Then there was the slogan on the Brexit campaign bus: "We send the EU £350 million a week. Let's fund our NHS instead." I think that figure has been quite thoroughly debunked by now, e.g. by the BBC. Also, in the wake of the referendum, various pro-Leave campaigners have distanced themselves from the pledge: Nigel Farage said that it was a mistake (Telegraph) and Iain Duncan-Smith said that it was never a commitment (Huffington Post). Still, I think it's plausible that some people took this at face value. Others may think that EU membership is still too expensive, even if the "£350 million" claim was exaggerated. So, leaving the EU would then be similar to cancelling your Sky subscription, if you don't feel that you're getting value for money. However, those people may not have any strong feelings about the common market or EU legislation, so I don't think we can automatically assume that they'd all support hard Brexit.
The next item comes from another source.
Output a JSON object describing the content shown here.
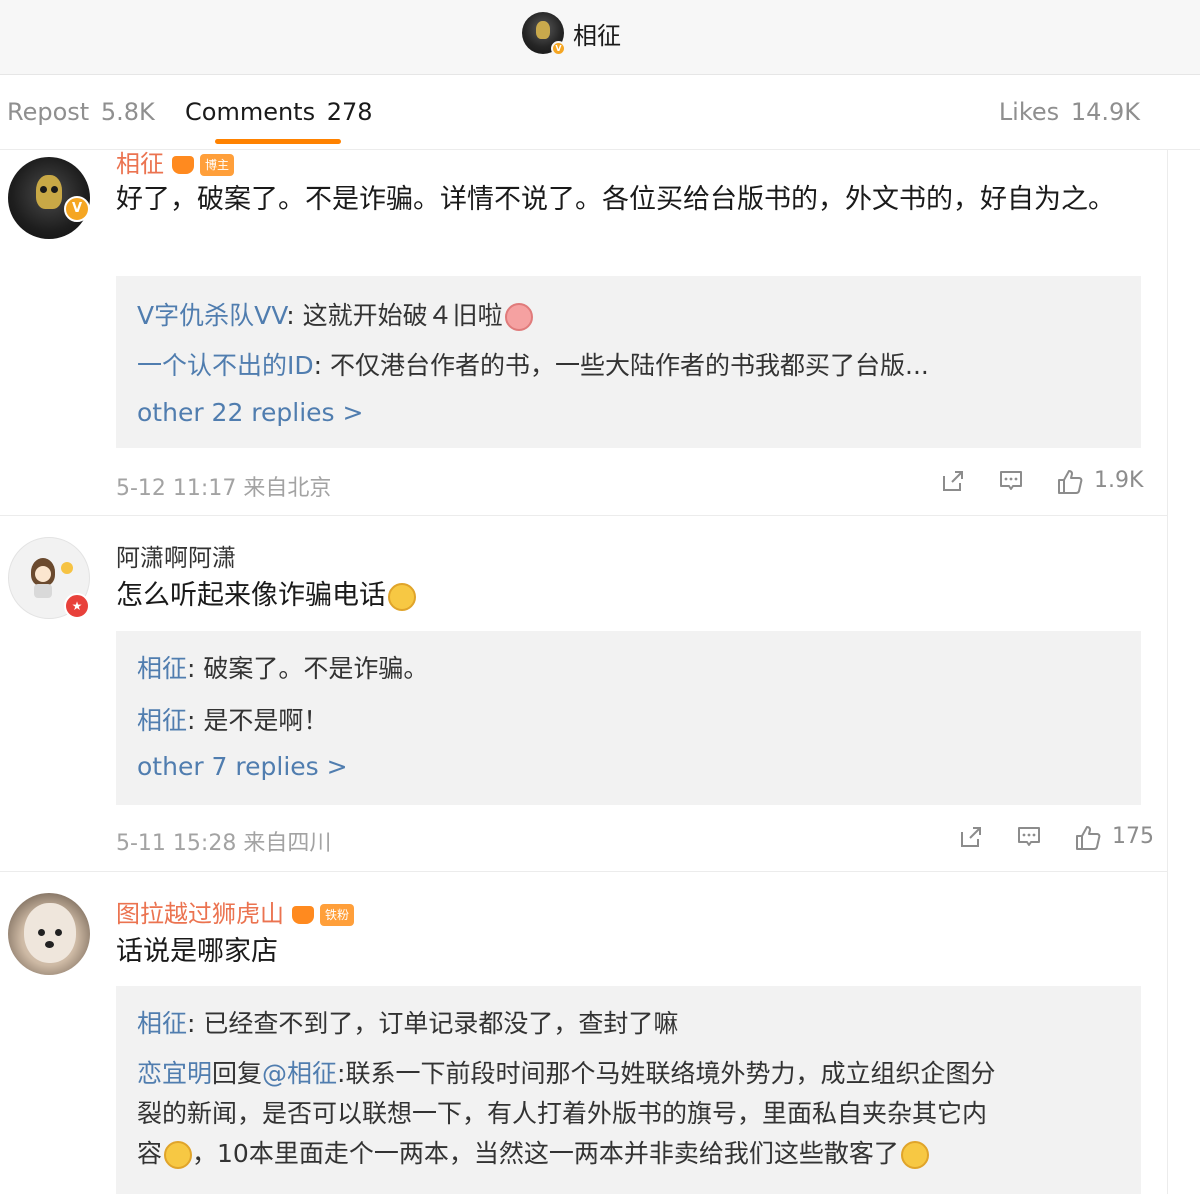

I think the referendum result would have been more meaningful if it had been multiple choice. (Personally I voted "Remain", but I'm not just saying this in the hope that it would have split the "Leave" vote; at the previous referendum, I voted in favour of AV, and that could have been used here.) However, it's too late for that now. Instead, I definitely think that MPs should be able to vote on which type of Brexit we go for, rather than the Prime Minister making that decision unilaterally. If nothing else, it will hold them accountable: if they vote for a particular plan and it goes disastrously wrong, they'll lose votes at the next general election. On the other hand, if there's no vote in Parliament then they can legitimately shrug their shoulders and say "Nothing to do with me".
Sadly, this decision is out of my hands. However, I think it's something that should concern everyone, whichever way you voted in the referendum.